Knowing Jupiter has a mean radius of 69,911 ± 6 km (60217.7 ± 3.7 mi) and using this equation, we learn Jupiter has a volume of 1.43 x 1015 km3 (1,430 trillion cubic km; 343 trillion cubic mi).

Using Earth’s mean radius of 6,371 km (3,958.8 mi), Earth has a volume of 1.08 trillion km3 (259 million cubic mi).

Therefore, to find out how many Earths fit inside Jupiter, we divide the volume of Jupiter by the volume of Earth to get 1,299.

So, we could fit almost 1300 Earths inside Jupiter.

*You may realize that this is not an entirely realistic number, but rather a theoretical one since there would be space between Earths due to their spherical shape. Experts have used spherical stacking to determine a more realistic number that would fill about 74% of Jupiter’s volume and therefore almost a thousand Earths. However, at the end of the day, this difference is largely negligible especially since we are using this as an abstract way to wrap our minds around the massive size of Jupiter.*

The above animation effectively showcases the massive size of Jupiter in comparison to Earth, providing a true perspective of its enormity.

## The Comparison of Jupiter and Earth

So while saying we could fit 11 Earths across Jupiter gives us an idea of its size, knowing from the volumes of the two that we could fit almost 1300 Earths inside Jupiter can provide a deeper understanding of just how massive it is.

Jupiter‘s massive size had major impacts on the formation of solar system and how it exists today, both benefitting and hurting us over billions of years including:

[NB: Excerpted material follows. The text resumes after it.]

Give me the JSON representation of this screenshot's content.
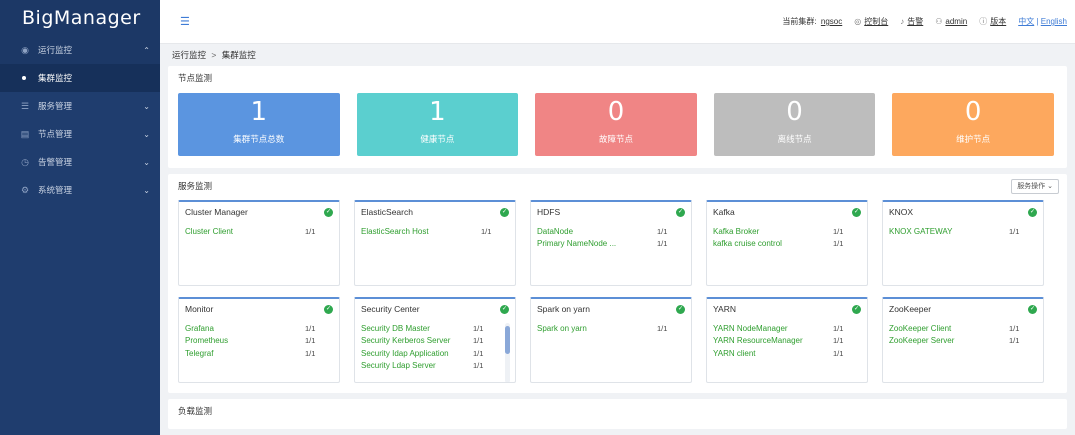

- Protecting planets in inner orbits
- Helping us maintain nearly circular orbits that create stable climates over time
- Eating up asteroid or comets that come too close “vacuum cleaner of the solar system

- Creating and maintaining the asteroid belt
- Altering orbits of small bodies that come too close, either sucking them in like Comet Shoemaker-Levy 9 in 1994, or sending them on longer orbits and creating some of these comets we observe today, especially those in the Oort Cloud past Neptune
- Pushing Neptune and Uranus out away from the Sun to their current orbits
- Sending objects hurtling toward the inner planets and particularly in the past, possibly even big ones such as the one that likely led to the extinction of the dinosaurs 65 million years ago

## Conclusion

While it may be impossible for us to truly fathom the gargantuan sizes of objects in space, even those of smaller objects like planets, it can help to provide a comparison with something we do know. Our most massive planet comes into perspective when we use Earth as a measuring stick. Almost 11 Earths fit across its face and it weighs almost 318 times heavier than Earth. But in terms of volume, this gas giant could fit almost 1,300 Earths inside it, more than the number of gumballs in a classic vending machine (about 850).

Jupiter’s massive size greatly impacts its own magnetic field, gravity, temperature, weather, and atmosphere, but also had a hand in shaping the solar system we see today, impacting the orbits of planets and other smaller bodies in the solar system, both protecting us from meteors and sending them our way as well as creating and maintaining both the asteroid belt and the Oort Cloud, and more.

The so-called King of the Planets definitely earns its nickname.

#### Written by Sarah Hoffschwelle

Sarah Hoffschwelle is a freelance writer who covers a combination of topics including astronomy, general science and STEM, self-development, art, and societal commentary. In the past, Sarah worked in educational nonprofits providing free-choice learning experiences for audiences ages 2-99. As a lifelong space nerd, she loves sharing the universe with others through her words. She currently writes on Medium at https://medium.com/@sarah-marie and authors self-help and children’s books.

#### Wow! There's more to read 🚀

This page is part of our **collection of articles about astronomy**. If you enjoyed the read, then you’ll love the following articles.

Although there are more than 210 known moons in our solar system, there are a couple of planets that have no moons at all: Mercury and Venus.

For a long time, many people assumed that Jupiter had the most moons. However, recent discoveries have dethroned Jupiter as the moon king.